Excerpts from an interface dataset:
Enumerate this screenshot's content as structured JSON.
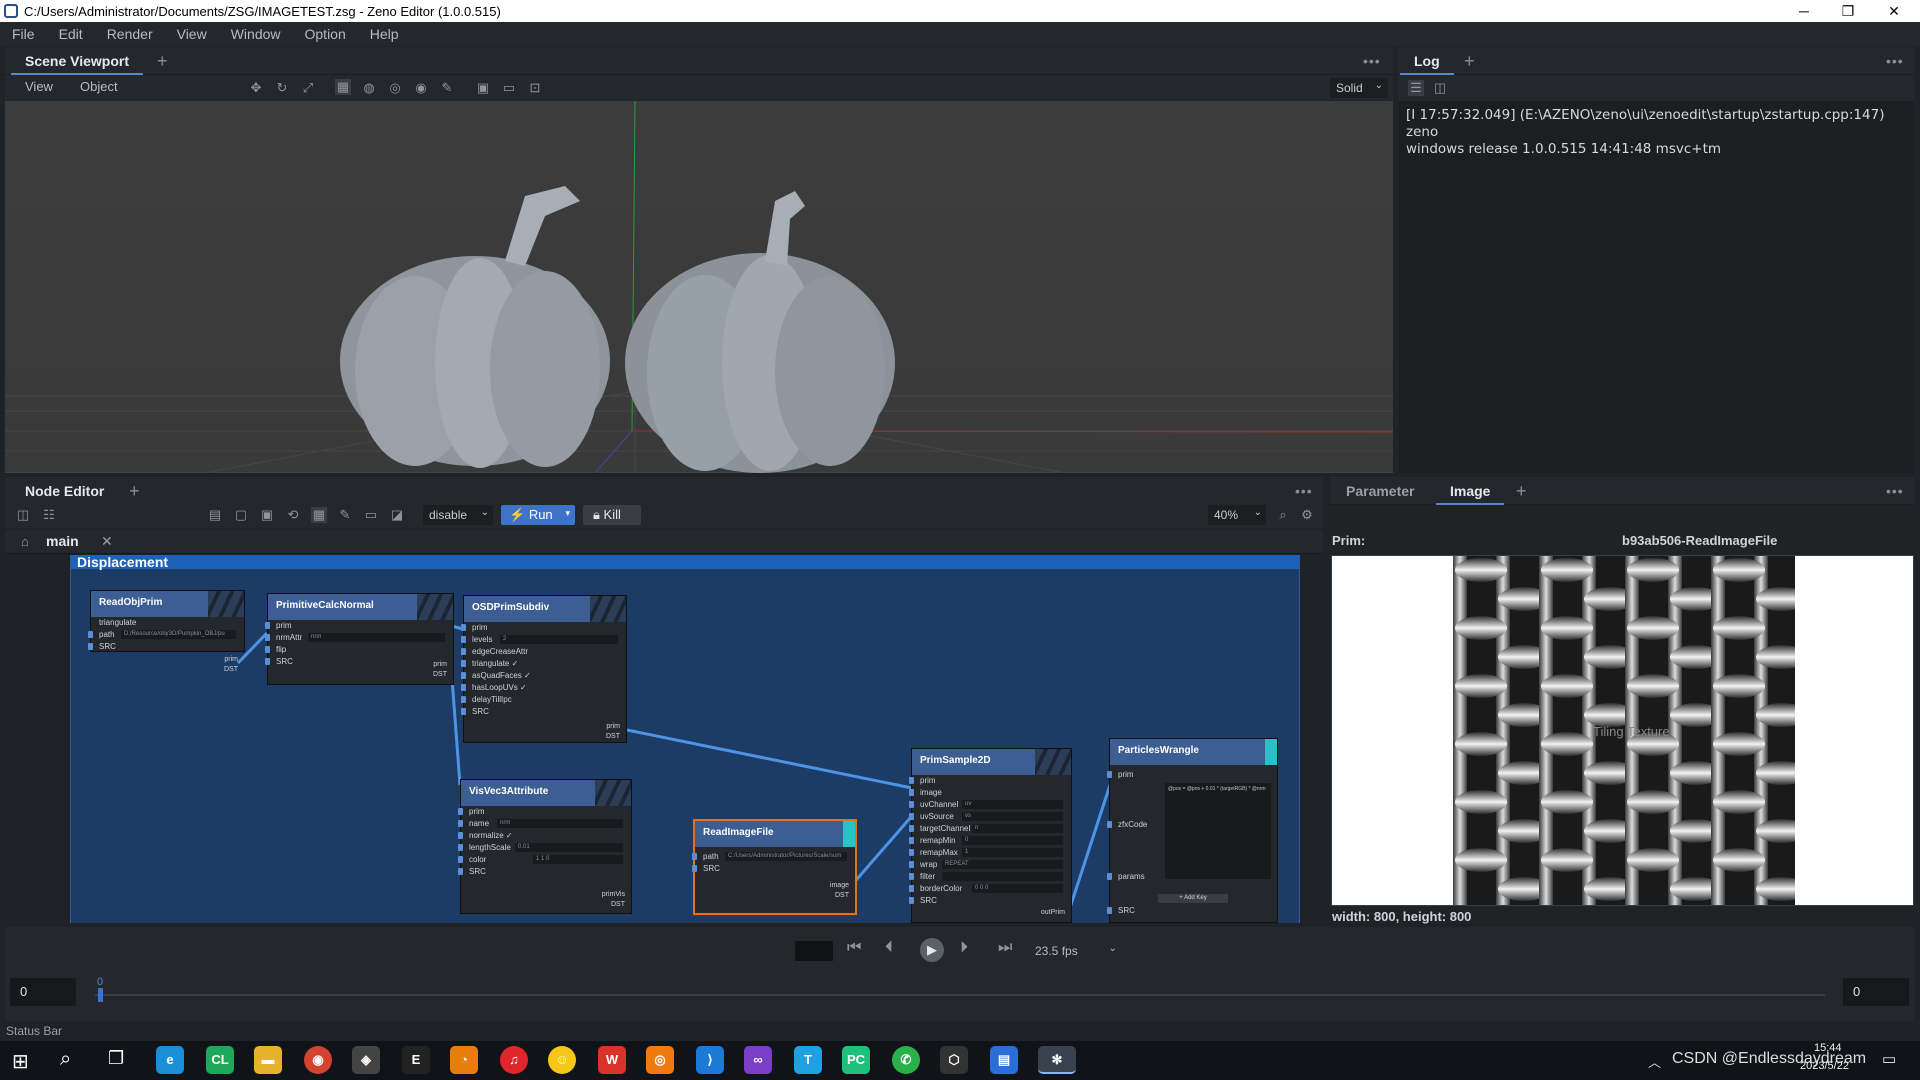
{
  "window": {
    "title": "C:/Users/Administrator/Documents/ZSG/IMAGETEST.zsg - Zeno Editor (1.0.0.515)"
  },
  "menu": [
    "File",
    "Edit",
    "Render",
    "View",
    "Window",
    "Option",
    "Help"
  ],
  "scene_viewport": {
    "tab": "Scene Viewport",
    "toolbar": [
      "View",
      "Object"
    ],
    "render_mode": "Solid"
  },
  "log": {
    "tab": "Log",
    "line1": "[I 17:57:32.049] (E:\\AZENO\\zeno\\ui\\zenoedit\\startup\\zstartup.cpp:147) zeno",
    "line2": "windows release 1.0.0.515 14:41:48 msvc+tm"
  },
  "node_editor": {
    "tab": "Node Editor",
    "mode": "disable",
    "run": "Run",
    "kill": "Kill",
    "zoom": "40%",
    "graph_tab": "main",
    "group_title": "Displacement",
    "nodes": {
      "readobj": {
        "title": "ReadObjPrim",
        "rows": [
          "triangulate",
          "path",
          "SRC"
        ],
        "path_val": "D:/Resource/obj/3D/Pumpkin_OBJ/pu",
        "outs": [
          "prim",
          "DST"
        ]
      },
      "calcnormal": {
        "title": "PrimitiveCalcNormal",
        "rows": [
          "prim",
          "nrmAttr",
          "flip",
          "SRC"
        ],
        "nrm_val": "nrm",
        "outs": [
          "prim",
          "DST"
        ]
      },
      "osd": {
        "title": "OSDPrimSubdiv",
        "rows": [
          "prim",
          "levels",
          "edgeCreaseAttr",
          "triangulate ✓",
          "asQuadFaces ✓",
          "hasLoopUVs ✓",
          "delayTillIpc",
          "SRC"
        ],
        "levels_val": "2",
        "outs": [
          "prim",
          "DST"
        ]
      },
      "visvec": {
        "title": "VisVec3Attribute",
        "rows": [
          "prim",
          "name",
          "normalize ✓",
          "lengthScale",
          "color",
          "SRC"
        ],
        "name_val": "nrm",
        "scale_val": "0.01",
        "color_val": "1       1       0",
        "outs": [
          "primVis",
          "DST"
        ]
      },
      "readimage": {
        "title": "ReadImageFile",
        "rows": [
          "path",
          "SRC"
        ],
        "path_val": "C:/Users/Administrator/Pictures/Scale/sum",
        "outs": [
          "image",
          "DST"
        ]
      },
      "sample": {
        "title": "PrimSample2D",
        "rows": [
          "prim",
          "image",
          "uvChannel",
          "uvSource",
          "targetChannel",
          "remapMin",
          "remapMax",
          "wrap",
          "filter",
          "borderColor",
          "SRC"
        ],
        "vals": [
          "",
          "",
          "uv",
          "vs",
          "n",
          "0",
          "1",
          "REPEAT",
          "",
          "0   0   0",
          ""
        ],
        "outs": [
          "outPrim"
        ]
      },
      "wrangle": {
        "title": "ParticlesWrangle",
        "rows": [
          "prim",
          "zfxCode",
          "params",
          "SRC"
        ],
        "code": "@pos = @pos + 0.01 * (targetRGB) * @nrm",
        "addkey": "+ Add Key"
      }
    }
  },
  "right_panel": {
    "tabs": [
      "Parameter",
      "Image"
    ],
    "prim_label": "Prim:",
    "prim_name": "b93ab506-ReadImageFile",
    "size_text": "width: 800, height: 800",
    "watermark": "Tiling Texture"
  },
  "timeline": {
    "frame_start": "0",
    "frame_end": "0",
    "current": "0",
    "fps": "23.5 fps"
  },
  "status_bar": {
    "text": "Status Bar"
  },
  "taskbar": {
    "time": "15:44",
    "date": "2023/5/22",
    "tray_text": "CSDN @Endlessdaydream"
  }
}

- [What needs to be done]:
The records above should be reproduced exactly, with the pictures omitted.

- [Answer to the problem]:
Enumerate this screenshot's content as structured JSON.
{
  "window": {
    "title": "C:/Users/Administrator/Documents/ZSG/IMAGETEST.zsg - Zeno Editor (1.0.0.515)"
  },
  "menu": [
    "File",
    "Edit",
    "Render",
    "View",
    "Window",
    "Option",
    "Help"
  ],
  "scene_viewport": {
    "tab": "Scene Viewport",
    "toolbar": [
      "View",
      "Object"
    ],
    "render_mode": "Solid"
  },
  "log": {
    "tab": "Log",
    "line1": "[I 17:57:32.049] (E:\\AZENO\\zeno\\ui\\zenoedit\\startup\\zstartup.cpp:147) zeno",
    "line2": "windows release 1.0.0.515 14:41:48 msvc+tm"
  },
  "node_editor": {
    "tab": "Node Editor",
    "mode": "disable",
    "run": "Run",
    "kill": "Kill",
    "zoom": "40%",
    "graph_tab": "main",
    "group_title": "Displacement",
    "nodes": {
      "readobj": {
        "title": "ReadObjPrim",
        "rows": [
          "triangulate",
          "path",
          "SRC"
        ],
        "path_val": "D:/Resource/obj/3D/Pumpkin_OBJ/pu",
        "outs": [
          "prim",
          "DST"
        ]
      },
      "calcnormal": {
        "title": "PrimitiveCalcNormal",
        "rows": [
          "prim",
          "nrmAttr",
          "flip",
          "SRC"
        ],
        "nrm_val": "nrm",
        "outs": [
          "prim",
          "DST"
        ]
      },
      "osd": {
        "title": "OSDPrimSubdiv",
        "rows": [
          "prim",
          "levels",
          "edgeCreaseAttr",
          "triangulate ✓",
          "asQuadFaces ✓",
          "hasLoopUVs ✓",
          "delayTillIpc",
          "SRC"
        ],
        "levels_val": "2",
        "outs": [
          "prim",
          "DST"
        ]
      },
      "visvec": {
        "title": "VisVec3Attribute",
        "rows": [
          "prim",
          "name",
          "normalize ✓",
          "lengthScale",
          "color",
          "SRC"
        ],
        "name_val": "nrm",
        "scale_val": "0.01",
        "color_val": "1       1       0",
        "outs": [
          "primVis",
          "DST"
        ]
      },
      "readimage": {
        "title": "ReadImageFile",
        "rows": [
          "path",
          "SRC"
        ],
        "path_val": "C:/Users/Administrator/Pictures/Scale/sum",
        "outs": [
          "image",
          "DST"
        ]
      },
      "sample": {
        "title": "PrimSample2D",
        "rows": [
          "prim",
          "image",
          "uvChannel",
          "uvSource",
          "targetChannel",
          "remapMin",
          "remapMax",
          "wrap",
          "filter",
          "borderColor",
          "SRC"
        ],
        "vals": [
          "",
          "",
          "uv",
          "vs",
          "n",
          "0",
          "1",
          "REPEAT",
          "",
          "0   0   0",
          ""
        ],
        "outs": [
          "outPrim"
        ]
      },
      "wrangle": {
        "title": "ParticlesWrangle",
        "rows": [
          "prim",
          "zfxCode",
          "params",
          "SRC"
        ],
        "code": "@pos = @pos + 0.01 * (targetRGB) * @nrm",
        "addkey": "+ Add Key"
      }
    }
  },
  "right_panel": {
    "tabs": [
      "Parameter",
      "Image"
    ],
    "prim_label": "Prim:",
    "prim_name": "b93ab506-ReadImageFile",
    "size_text": "width: 800, height: 800",
    "watermark": "Tiling Texture"
  },
  "timeline": {
    "frame_start": "0",
    "frame_end": "0",
    "current": "0",
    "fps": "23.5 fps"
  },
  "status_bar": {
    "text": "Status Bar"
  },
  "taskbar": {
    "time": "15:44",
    "date": "2023/5/22",
    "tray_text": "CSDN @Endlessdaydream"
  }
}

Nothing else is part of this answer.